*** Block opens ***
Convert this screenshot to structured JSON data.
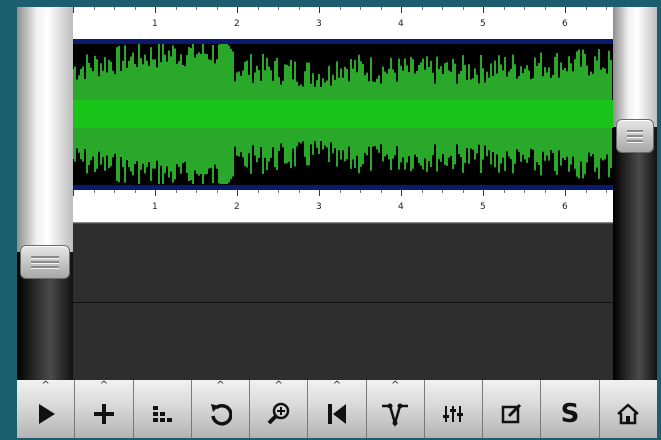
{
  "ruler": {
    "markers": [
      "1",
      "2",
      "3",
      "4",
      "5",
      "6"
    ]
  },
  "waveform": {
    "color_loud": "#2aa82a",
    "color_core": "#19c419",
    "color_bg": "#000000",
    "color_edge": "#0a1a6e"
  },
  "toolbar": {
    "buttons": [
      {
        "name": "play",
        "icon": "play-icon",
        "caret": "^"
      },
      {
        "name": "add",
        "icon": "plus-icon",
        "caret": "^"
      },
      {
        "name": "tracks",
        "icon": "tracks-icon",
        "caret": ""
      },
      {
        "name": "undo",
        "icon": "undo-icon",
        "caret": "^"
      },
      {
        "name": "zoom",
        "icon": "zoom-icon",
        "caret": "^"
      },
      {
        "name": "rewind",
        "icon": "skip-start-icon",
        "caret": "^"
      },
      {
        "name": "envelope",
        "icon": "envelope-icon",
        "caret": "^"
      },
      {
        "name": "mixer",
        "icon": "mixer-icon",
        "caret": ""
      },
      {
        "name": "edit",
        "icon": "edit-icon",
        "caret": ""
      },
      {
        "name": "solo",
        "icon": "solo-icon",
        "caret": "",
        "label": "S"
      },
      {
        "name": "home",
        "icon": "home-icon",
        "caret": ""
      }
    ]
  }
}
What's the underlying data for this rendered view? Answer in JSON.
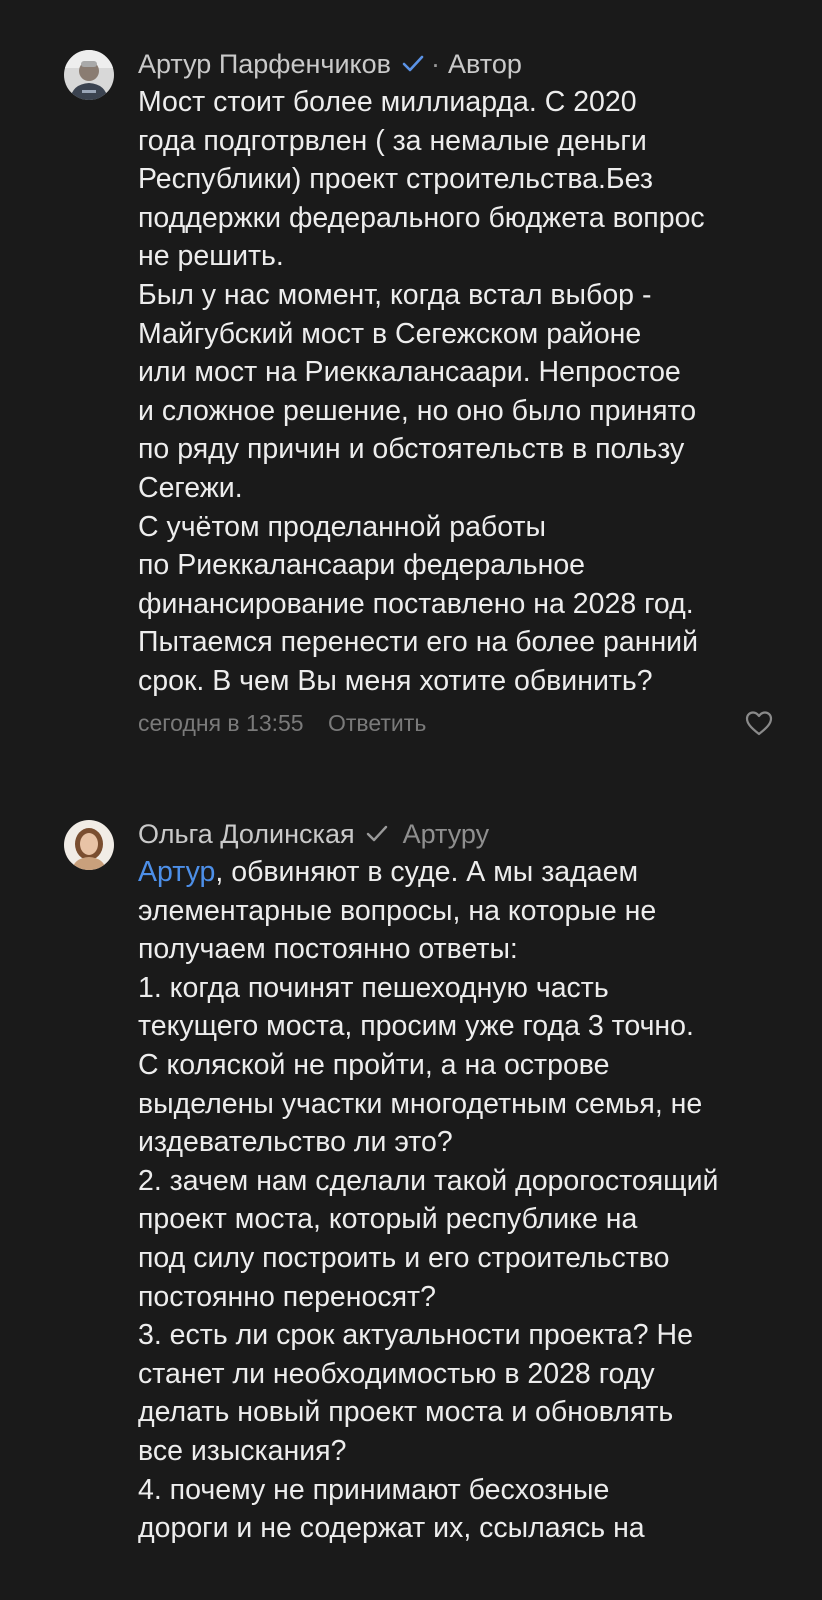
{
  "comments": [
    {
      "author": "Артур Парфенчиков",
      "separator": "·",
      "role": "Автор",
      "text": "Мост стоит более миллиарда. С 2020\nгода подготрвлен ( за немалые деньги\nРеспублики) проект строительства.Без\nподдержки федерального бюджета вопрос\nне решить.\nБыл у нас момент, когда встал выбор -\nМайгубский мост в Сегежском районе\nили мост на Риеккалансаари. Непростое\nи сложное решение, но оно было принято\nпо ряду причин и обстоятельств в пользу\nСегежи.\nС учётом проделанной работы\nпо Риеккалансаари федеральное\nфинансирование поставлено на 2028 год.\nПытаемся перенести его на более ранний\nсрок. В чем Вы меня хотите обвинить?",
      "time": "сегодня в 13:55",
      "reply_label": "Ответить",
      "avatar_icon": "person-photo",
      "verified_color": "#5b93e6"
    },
    {
      "author": "Ольга Долинская",
      "reply_to": "Артуру",
      "mention": "Артур",
      "text": ", обвиняют в суде. А мы задаем\nэлементарные вопросы, на которые не\nполучаем постоянно ответы:\n1. когда починят пешеходную часть\nтекущего моста, просим уже года 3 точно.\nС коляской не пройти, а на острове\nвыделены участки многодетным семья, не\nиздевательство ли это?\n2. зачем нам сделали такой дорогостоящий\nпроект моста, который республике на\nпод силу построить и его строительство\nпостоянно переносят?\n3. есть ли срок актуальности проекта? Не\nстанет ли необходимостью в 2028 году\nделать новый проект моста и обновлять\nвсе изыскания?\n4. почему не принимают бесхозные\nдороги и не содержат их, ссылаясь на",
      "avatar_icon": "person-photo",
      "verified_color": "#9a9a9a",
      "mention_color": "#4d8fe8"
    }
  ]
}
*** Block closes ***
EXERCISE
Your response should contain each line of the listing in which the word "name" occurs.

EXPECTED OUTPUT
        "name": "play",
        "name": "add",
        "name": "tracks",
        "name": "undo",
        "name": "zoom",
        "name": "rewind",
        "name": "envelope",
        "name": "mixer",
        "name": "edit",
        "name": "solo",
        "name": "home",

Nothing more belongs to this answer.